Here are just a few examples of an oxymoron (which, as I was taught in high school, is a phrase formed of seemingly contradictory words): “mild-mannered reporter,” “airline food,” “humble opinion” and “Internet privacy.”
Too often in our high-pressured collegiate athletics, the term “student-athlete” has constituted an oxymoron. But that, quite frankly, is not the case with the University of Notre Dame’s football team, currently undefeated and ranked No. 1 in coaches’ and sportswriters’ polls and that will play the University of Alabama on Monday in what amounts to a national championship game. Why? Because Notre Dame football players — at 97 percent — have the highest graduation rate of any school in the nation playing at the most competitive level.
That means Notre Dame’s graduation rate is higher than the rates of students who play football for great colleges such as Stanford or Duke or Northwestern or Michigan or the Naval Academy or West Point. And, yes, for Alabama and California, too.
Thank you, Dear Reader, for tolerating my obvious lack of objectivity in these matters. Shortly after the cooling of our planet, in one of life’s great unearned blessings, I was able to attend for four years and to graduate from Notre Dame. I cherish my alma mater and acknowledge, reluctantly of course, that like all human institutions, Notre Dame is not perfect.
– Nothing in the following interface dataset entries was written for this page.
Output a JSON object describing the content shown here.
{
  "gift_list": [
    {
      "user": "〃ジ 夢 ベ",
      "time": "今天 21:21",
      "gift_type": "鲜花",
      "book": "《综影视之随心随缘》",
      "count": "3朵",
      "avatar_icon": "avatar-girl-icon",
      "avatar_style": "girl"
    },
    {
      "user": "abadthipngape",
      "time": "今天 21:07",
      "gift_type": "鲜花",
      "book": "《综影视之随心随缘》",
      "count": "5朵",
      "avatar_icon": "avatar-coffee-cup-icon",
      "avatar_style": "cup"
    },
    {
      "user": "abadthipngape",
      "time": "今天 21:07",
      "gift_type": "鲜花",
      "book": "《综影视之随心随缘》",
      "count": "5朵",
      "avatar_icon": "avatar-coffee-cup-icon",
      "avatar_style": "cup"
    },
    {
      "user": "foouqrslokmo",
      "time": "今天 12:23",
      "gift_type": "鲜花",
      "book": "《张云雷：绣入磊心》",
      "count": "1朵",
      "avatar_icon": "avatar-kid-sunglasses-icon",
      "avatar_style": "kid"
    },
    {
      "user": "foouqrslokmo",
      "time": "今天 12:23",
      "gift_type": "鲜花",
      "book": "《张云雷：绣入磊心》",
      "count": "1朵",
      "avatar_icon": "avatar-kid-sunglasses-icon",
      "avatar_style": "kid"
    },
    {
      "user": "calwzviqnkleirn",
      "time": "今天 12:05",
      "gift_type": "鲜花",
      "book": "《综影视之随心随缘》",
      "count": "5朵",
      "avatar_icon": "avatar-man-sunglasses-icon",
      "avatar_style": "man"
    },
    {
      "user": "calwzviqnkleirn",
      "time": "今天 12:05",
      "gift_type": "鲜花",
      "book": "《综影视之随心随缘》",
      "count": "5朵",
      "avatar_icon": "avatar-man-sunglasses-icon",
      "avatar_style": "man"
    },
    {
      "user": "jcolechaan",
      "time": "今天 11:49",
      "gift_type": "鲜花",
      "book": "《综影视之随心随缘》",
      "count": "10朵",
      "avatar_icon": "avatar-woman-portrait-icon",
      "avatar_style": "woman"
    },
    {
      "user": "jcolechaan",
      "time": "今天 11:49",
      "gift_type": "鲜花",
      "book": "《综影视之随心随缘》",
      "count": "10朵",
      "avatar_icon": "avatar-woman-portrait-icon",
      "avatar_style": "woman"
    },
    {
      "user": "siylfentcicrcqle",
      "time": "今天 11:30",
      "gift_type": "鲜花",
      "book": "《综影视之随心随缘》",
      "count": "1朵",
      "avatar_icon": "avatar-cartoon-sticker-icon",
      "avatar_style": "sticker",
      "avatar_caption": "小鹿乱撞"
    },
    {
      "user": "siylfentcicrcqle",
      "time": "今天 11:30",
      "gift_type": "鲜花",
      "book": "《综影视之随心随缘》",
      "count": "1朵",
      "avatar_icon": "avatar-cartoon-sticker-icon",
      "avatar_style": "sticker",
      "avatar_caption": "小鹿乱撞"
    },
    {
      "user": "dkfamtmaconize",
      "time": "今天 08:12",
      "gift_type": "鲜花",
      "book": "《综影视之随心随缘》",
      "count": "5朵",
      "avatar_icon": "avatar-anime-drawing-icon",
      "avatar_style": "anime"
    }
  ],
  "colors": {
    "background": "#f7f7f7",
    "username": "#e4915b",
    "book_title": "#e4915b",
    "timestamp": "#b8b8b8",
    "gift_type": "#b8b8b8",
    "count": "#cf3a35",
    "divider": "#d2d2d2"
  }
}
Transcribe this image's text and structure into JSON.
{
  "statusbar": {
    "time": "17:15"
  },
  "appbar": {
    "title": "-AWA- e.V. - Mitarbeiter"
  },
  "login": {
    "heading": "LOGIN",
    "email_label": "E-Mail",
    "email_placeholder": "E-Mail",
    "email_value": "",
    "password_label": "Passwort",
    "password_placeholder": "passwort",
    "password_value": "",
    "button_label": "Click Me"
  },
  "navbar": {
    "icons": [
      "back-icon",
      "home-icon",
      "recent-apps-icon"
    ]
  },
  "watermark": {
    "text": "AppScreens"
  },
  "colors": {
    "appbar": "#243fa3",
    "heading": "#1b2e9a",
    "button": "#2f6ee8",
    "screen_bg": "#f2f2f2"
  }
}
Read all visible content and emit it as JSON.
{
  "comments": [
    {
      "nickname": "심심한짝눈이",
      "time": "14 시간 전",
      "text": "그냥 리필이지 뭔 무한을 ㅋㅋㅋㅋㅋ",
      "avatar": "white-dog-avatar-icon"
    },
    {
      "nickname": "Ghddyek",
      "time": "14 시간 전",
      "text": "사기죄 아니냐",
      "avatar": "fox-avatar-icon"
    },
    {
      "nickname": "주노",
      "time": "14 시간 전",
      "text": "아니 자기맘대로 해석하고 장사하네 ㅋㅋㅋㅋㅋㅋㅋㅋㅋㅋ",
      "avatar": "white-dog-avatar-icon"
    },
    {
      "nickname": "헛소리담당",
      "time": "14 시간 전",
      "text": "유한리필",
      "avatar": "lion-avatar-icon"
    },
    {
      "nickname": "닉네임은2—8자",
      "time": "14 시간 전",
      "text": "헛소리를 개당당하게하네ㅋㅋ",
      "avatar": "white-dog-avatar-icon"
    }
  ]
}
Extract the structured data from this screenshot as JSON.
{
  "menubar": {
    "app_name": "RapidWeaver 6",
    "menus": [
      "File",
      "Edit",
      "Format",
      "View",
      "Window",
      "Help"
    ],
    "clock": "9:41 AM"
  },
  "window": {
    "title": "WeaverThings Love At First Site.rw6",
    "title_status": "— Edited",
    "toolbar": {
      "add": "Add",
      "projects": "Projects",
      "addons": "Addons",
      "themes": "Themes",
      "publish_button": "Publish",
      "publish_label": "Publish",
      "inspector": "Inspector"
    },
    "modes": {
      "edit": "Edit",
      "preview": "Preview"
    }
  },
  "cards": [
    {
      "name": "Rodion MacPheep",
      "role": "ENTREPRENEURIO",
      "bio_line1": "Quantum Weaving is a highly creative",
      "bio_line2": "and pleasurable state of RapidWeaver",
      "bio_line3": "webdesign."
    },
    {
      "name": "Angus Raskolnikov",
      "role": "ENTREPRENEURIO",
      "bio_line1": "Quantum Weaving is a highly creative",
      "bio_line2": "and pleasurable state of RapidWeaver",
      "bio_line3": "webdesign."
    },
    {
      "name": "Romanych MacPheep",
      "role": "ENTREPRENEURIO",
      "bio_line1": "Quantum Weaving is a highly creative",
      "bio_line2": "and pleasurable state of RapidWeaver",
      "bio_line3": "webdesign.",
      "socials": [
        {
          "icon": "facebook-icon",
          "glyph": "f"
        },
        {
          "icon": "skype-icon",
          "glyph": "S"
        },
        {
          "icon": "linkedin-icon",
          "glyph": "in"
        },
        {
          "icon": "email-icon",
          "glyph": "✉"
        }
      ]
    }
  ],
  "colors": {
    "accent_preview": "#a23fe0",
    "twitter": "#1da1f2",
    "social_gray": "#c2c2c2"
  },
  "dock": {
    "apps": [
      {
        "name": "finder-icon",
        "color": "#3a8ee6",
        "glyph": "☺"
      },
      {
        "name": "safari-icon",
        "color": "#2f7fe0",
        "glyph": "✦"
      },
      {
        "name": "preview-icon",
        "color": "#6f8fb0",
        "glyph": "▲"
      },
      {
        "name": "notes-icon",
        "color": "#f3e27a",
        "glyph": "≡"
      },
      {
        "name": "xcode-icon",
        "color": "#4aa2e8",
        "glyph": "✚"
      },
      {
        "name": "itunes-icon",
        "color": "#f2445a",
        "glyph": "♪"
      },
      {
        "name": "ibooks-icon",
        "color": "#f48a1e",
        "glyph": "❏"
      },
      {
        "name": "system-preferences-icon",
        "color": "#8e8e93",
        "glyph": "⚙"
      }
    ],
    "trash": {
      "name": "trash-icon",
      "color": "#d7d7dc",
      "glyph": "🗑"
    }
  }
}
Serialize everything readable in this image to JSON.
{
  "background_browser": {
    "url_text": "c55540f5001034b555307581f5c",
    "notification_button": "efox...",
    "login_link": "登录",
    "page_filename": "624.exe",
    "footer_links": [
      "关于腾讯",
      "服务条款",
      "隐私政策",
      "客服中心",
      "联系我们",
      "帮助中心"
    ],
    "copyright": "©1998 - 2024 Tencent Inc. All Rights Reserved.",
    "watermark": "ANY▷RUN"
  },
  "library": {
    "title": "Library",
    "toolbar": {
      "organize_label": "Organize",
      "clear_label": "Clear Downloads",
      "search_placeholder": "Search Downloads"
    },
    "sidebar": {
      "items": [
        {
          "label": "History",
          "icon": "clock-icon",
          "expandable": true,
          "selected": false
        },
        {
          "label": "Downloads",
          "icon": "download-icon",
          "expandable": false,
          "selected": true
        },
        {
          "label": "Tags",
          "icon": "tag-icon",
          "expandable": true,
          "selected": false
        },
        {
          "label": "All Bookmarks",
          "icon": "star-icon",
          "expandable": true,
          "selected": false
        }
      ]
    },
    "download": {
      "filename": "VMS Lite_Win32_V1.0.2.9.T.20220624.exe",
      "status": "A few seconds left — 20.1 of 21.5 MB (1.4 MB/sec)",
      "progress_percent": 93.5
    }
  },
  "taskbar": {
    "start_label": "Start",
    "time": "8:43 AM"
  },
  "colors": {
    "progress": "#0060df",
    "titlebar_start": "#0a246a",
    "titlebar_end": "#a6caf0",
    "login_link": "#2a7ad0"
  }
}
But I am genuinely proud that the Notre Dame team is the first ever in American sports history to be No. 1 in both graduation rates and the national polls.
To its credit, Notre Dame does not isolate students who play football in a separate athletic dormitory, as so many schools do. Athletes live in dormitories with and take the same classes alongside students who are non-athletes.
This year’s team has two Academic All-Americans: center Mike Golic Jr. — who, having earned his undergraduate degree in film, television and theater (with a 3.428 GPA), is taking graduate courses — and linebacker Manti Te’o, the nation’s outstanding defensive player, who is a devout Mormon of Samoan roots from Hawaii and, with a 3.324 GPA, will graduate from the College of Arts and Letters with a degree in design.
The Rev. John I. Jenkins of the Holy Cross fathers, Notre Dame’s president, was asked by the Chronicle of Higher Education, “If you had your choice, what would you pick — a national title without a perfect graduation rate or no national title and a 100 percent graduation rate?”
Jenkins gave the answer most college presidents probably would have offered, but knowing the man, I am confident he meant it: “Well, that’s an easy one. It’s got to be the second. What gets me out of bed — what motivates us — is being a place where we can do both of those things. If you don’t have the satisfaction that you’re helping kids live a full life, it just wouldn’t be worth it. No number of championships would be worth it.”
The interview, which was conducted before the final regular season game, concluded by asking Jenkins for his prediction of the final score. His answer: “You know, this may be anathema to our coach, but whether we win or lose, it will be a great season, and each one of these kids will get a degree. And that’s something to celebrate.”
— Mark Shields is one of the most widely recognized political commentators in the United States. The former Washington Post editorial columnist appears regularly on CNN, on public television and on radio. Click here to contact him, or click here to read previous columns. The opinions expressed are his own.